Among the entries that follow, find the lines containing the string "基于Python" and copy them.

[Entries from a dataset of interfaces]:
****

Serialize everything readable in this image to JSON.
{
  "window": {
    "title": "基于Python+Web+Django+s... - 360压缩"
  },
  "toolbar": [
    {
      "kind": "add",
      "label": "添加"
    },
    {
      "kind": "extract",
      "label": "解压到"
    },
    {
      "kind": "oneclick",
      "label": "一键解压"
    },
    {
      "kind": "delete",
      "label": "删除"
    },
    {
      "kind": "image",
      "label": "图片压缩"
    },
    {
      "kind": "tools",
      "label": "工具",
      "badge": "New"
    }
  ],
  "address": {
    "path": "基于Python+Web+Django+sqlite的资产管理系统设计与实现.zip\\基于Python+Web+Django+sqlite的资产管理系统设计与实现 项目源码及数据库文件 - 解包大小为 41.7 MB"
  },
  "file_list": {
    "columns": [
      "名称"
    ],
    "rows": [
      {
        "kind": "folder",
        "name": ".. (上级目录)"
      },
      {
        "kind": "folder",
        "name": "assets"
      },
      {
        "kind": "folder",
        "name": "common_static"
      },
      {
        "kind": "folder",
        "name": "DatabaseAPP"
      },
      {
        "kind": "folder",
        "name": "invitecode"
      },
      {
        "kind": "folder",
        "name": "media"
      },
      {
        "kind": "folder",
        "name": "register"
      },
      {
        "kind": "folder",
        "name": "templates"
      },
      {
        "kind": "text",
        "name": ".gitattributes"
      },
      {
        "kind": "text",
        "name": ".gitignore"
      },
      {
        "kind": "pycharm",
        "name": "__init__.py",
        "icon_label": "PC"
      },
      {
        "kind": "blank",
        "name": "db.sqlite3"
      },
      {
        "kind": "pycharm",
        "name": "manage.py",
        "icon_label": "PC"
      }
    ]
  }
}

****

[COMPLETED TASK]:
    "title": "基于Python+Web+Django+s... - 360压缩"
    "path": "基于Python+Web+Django+sqlite的资产管理系统设计与实现.zip\\基于Python+Web+Django+sqlite的资产管理系统设计与实现 项目源码及数据库文件 - 解包大小为 41.7 MB"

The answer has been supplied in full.